Rudiments are fundamental rhythmic patterns comprising specific sequences of left/right stick/pedal hits, and essentially forming a library of playing techniques and 'phrases' that make up the 'vocabulary' of drumming. On their own they may look like a series of dry technical exercises, but they're actually used within songs to augment patterns or as the basis for complex fills and solos.
Unlock the DNA of drumming and improve your groove.
21. How to trim the fat from your kick drums
A solid-sounding low-end is essential in any dance music mix, and this is particularly true for minimal styles because there's less going on in the mids and highs to cover up inadequacies in the bass frequencies.
We show you how to make those kick drums lean and mean.
22. How to improve your mix with a second kick drum
It's always essential that the tuning of your kick drum matches the track, but what do you do when your track changes key? Should the kick move, too, to follow the chordal moves and maintain the 'in tune' relationship? In short, no.
Glue your kick drum to the mix with a subtle synthesised backup.
23. 6 common drum programming mistakes (and how to fix them)
If you're not a drummer, but you don't want to rely on sampled loops and prefab MIDI files for all your acoustic drum kit tracks, at some point you're going to have to learn to program your own 'human' beats.
Make your bad beats sound badass.
24. How to construct a hybrid kick drum
We've all been through the routine of auditioning kick drums, trying one sample after another in the search for that 'perfect' one-shot solution to our track's low-end needs.
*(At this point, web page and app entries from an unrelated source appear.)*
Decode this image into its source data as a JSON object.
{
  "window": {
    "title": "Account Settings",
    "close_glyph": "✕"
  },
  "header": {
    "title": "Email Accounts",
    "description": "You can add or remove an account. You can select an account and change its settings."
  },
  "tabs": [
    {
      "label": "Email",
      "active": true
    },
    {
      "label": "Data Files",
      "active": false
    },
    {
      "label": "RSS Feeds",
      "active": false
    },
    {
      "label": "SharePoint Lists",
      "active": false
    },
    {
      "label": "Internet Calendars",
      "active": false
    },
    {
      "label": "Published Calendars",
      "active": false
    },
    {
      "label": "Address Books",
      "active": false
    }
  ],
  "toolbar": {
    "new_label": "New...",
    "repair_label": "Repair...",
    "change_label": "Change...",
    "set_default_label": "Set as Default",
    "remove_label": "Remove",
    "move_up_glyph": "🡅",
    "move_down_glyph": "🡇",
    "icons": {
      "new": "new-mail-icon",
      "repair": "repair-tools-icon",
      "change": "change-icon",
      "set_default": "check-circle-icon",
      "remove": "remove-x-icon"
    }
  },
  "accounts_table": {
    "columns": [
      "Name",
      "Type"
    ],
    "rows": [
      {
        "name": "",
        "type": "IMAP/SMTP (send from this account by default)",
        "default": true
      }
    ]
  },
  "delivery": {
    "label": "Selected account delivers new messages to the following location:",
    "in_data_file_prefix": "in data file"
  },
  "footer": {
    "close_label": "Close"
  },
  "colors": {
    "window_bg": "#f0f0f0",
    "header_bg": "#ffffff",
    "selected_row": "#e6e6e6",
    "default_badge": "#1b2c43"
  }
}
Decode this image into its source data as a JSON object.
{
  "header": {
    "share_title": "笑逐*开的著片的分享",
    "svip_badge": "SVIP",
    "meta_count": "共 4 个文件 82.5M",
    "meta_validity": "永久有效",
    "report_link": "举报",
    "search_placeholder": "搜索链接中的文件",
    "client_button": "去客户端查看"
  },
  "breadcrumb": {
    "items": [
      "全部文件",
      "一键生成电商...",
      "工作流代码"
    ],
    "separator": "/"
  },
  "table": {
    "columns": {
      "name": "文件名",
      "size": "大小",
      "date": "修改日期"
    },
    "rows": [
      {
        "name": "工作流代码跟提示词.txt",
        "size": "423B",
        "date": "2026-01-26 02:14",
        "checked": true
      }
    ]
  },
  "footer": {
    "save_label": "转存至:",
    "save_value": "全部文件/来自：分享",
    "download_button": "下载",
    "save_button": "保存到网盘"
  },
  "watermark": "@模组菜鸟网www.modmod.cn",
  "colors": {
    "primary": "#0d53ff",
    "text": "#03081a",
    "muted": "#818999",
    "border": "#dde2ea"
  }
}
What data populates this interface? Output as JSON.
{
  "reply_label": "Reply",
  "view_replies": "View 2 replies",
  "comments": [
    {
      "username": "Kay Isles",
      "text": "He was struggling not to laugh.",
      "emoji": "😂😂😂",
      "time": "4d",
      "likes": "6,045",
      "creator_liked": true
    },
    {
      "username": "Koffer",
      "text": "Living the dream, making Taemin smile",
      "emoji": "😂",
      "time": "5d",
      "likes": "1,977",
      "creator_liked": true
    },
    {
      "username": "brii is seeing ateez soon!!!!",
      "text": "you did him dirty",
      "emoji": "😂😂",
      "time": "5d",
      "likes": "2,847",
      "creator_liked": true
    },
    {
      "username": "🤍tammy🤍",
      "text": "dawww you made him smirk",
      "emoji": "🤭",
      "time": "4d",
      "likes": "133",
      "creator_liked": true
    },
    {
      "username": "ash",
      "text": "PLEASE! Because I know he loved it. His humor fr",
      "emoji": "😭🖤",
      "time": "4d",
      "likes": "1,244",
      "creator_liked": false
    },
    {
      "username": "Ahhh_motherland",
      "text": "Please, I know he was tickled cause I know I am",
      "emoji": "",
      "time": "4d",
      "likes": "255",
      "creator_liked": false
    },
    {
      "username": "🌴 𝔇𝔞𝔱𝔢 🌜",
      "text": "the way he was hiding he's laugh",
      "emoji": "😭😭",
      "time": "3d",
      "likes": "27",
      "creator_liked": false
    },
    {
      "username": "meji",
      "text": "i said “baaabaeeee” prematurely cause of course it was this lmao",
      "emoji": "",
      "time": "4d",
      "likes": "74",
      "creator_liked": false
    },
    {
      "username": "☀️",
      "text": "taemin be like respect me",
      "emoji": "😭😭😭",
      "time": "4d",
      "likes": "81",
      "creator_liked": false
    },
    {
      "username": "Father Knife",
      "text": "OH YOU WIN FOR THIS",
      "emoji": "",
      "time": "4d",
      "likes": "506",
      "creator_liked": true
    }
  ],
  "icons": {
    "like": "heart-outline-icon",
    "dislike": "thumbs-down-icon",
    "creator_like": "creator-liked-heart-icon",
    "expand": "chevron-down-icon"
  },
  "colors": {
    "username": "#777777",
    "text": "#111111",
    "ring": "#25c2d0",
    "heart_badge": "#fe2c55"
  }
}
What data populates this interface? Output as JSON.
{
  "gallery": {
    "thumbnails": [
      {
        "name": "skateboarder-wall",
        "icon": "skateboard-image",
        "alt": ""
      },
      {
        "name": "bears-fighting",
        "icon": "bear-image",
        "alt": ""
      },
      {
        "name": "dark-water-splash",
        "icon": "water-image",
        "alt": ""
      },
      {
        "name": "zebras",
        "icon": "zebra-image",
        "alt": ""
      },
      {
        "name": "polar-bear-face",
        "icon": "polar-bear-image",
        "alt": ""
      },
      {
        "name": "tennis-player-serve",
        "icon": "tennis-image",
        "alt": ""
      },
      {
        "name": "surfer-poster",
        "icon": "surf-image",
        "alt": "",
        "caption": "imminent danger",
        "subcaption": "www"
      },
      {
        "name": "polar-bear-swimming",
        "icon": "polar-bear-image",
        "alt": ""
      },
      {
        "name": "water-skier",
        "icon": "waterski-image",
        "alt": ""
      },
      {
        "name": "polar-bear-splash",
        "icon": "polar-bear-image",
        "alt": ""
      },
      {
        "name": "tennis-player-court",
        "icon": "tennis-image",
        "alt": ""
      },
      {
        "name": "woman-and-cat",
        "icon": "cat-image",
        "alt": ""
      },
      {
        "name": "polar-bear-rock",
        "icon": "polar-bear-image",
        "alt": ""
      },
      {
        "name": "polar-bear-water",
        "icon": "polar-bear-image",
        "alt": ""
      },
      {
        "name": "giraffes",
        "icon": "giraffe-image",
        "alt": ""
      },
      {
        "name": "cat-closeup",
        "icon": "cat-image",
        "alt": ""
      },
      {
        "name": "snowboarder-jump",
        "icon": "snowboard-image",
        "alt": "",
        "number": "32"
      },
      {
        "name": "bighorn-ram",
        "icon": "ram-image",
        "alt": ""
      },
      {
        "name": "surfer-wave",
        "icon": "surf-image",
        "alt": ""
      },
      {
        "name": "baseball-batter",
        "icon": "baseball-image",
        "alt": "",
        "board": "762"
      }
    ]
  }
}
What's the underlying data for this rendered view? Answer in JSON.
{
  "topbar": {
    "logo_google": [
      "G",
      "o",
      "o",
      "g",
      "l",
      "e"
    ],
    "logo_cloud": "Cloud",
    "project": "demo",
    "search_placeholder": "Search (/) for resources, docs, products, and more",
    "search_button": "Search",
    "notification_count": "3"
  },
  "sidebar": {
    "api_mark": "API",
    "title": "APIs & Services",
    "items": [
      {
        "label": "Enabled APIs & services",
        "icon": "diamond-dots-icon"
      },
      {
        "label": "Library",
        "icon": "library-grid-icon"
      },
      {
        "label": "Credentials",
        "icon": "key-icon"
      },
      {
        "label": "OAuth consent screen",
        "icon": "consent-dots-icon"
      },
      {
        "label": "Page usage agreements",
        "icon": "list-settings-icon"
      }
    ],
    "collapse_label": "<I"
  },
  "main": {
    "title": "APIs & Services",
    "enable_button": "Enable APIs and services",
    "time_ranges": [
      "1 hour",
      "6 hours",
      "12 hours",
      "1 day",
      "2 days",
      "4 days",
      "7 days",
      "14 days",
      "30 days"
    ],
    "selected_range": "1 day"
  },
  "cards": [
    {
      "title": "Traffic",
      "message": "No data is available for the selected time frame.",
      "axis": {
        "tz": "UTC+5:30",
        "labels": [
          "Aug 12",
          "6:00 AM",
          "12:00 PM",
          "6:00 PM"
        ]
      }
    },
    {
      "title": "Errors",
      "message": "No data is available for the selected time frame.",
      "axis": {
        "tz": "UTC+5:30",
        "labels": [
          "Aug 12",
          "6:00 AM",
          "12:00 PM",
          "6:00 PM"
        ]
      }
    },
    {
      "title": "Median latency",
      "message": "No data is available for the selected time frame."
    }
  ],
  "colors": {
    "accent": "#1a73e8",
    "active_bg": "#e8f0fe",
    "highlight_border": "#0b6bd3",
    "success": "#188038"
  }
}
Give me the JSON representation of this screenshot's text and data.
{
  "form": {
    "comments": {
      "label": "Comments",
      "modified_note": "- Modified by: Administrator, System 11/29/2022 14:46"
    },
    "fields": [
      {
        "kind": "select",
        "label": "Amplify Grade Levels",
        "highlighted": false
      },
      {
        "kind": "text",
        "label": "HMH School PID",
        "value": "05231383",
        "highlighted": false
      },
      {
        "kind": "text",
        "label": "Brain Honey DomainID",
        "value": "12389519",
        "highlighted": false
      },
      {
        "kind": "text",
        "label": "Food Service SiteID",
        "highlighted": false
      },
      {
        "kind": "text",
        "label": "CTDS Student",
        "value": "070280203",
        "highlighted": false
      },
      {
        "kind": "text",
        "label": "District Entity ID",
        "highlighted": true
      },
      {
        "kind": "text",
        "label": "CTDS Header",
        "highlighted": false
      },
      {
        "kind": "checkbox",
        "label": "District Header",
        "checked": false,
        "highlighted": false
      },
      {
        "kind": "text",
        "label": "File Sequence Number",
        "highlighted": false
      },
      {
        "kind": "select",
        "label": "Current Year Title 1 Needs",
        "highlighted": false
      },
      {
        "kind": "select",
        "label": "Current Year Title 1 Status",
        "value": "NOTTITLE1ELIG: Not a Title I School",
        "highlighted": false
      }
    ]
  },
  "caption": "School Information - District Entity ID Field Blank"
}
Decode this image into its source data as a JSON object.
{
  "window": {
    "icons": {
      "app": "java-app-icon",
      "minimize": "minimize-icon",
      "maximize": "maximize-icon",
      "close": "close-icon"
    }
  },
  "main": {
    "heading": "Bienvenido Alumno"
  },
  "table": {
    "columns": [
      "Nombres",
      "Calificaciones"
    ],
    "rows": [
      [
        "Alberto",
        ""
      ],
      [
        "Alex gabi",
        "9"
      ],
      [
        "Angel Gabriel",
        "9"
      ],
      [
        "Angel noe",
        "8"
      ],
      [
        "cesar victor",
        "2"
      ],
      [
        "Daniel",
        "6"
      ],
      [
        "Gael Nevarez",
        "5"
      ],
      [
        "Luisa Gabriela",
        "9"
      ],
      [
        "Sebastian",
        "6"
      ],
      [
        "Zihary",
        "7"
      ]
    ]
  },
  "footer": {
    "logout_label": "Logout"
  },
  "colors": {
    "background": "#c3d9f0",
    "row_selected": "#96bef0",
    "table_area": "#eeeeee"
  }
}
We've also all suffered that frustration of finding a sound that attacks well but then decays badly, or that lacks adequate punch at the front but provides a pleasing tail as it fades out.
Learn how to fuse sounds for a kick drum that's greater than the sum of its parts.
25. How to synthesize drums with noise in Massive
Electronic music is based upon synthesized drums and electronic drum machine sounds - made popular by Kraftwerk, various '80s synthpop bands and the whole host of analogue drum machines that we've become accustomed to over the years. These sounds can be created with pretty much any modern synth plugin, and here we'll show you the basics of how to do it.
Noise-based drums are a staple of dance music - we show you how to create them from scratch.
26. How to program realistic drum parts - humanising and variation
In this tutorial, we'll show you how you get from a basic programmed MIDI drum pattern to something that sounds like it's being performed by a real drummer. This is achieved using a combination of velocity, timing and the use of articulations.
Dial in some organic feel and loosen your grooves.
27. 9 steps to perfect programmed percussion
In many styles of music, a basic 'kick, snare and hats' drum beat is the backbone of the rhythm, but that on its own is often not enough to make your track groove. To really get things shuffling along nicely, you'll need to layer up some ancillary percussion parts to add excitement, flavour and groove to your beat.
Get your rhythms rolling right.
28. 11 radical rhythm tips and tricks
As a musician of any experience and ability level, it surely won't have escaped your notice that the concept of time is intrinsic to all forms of music, as language is to literature and colour is to painting.
Handy hints for working with alternative time signatures and complex drum patterns.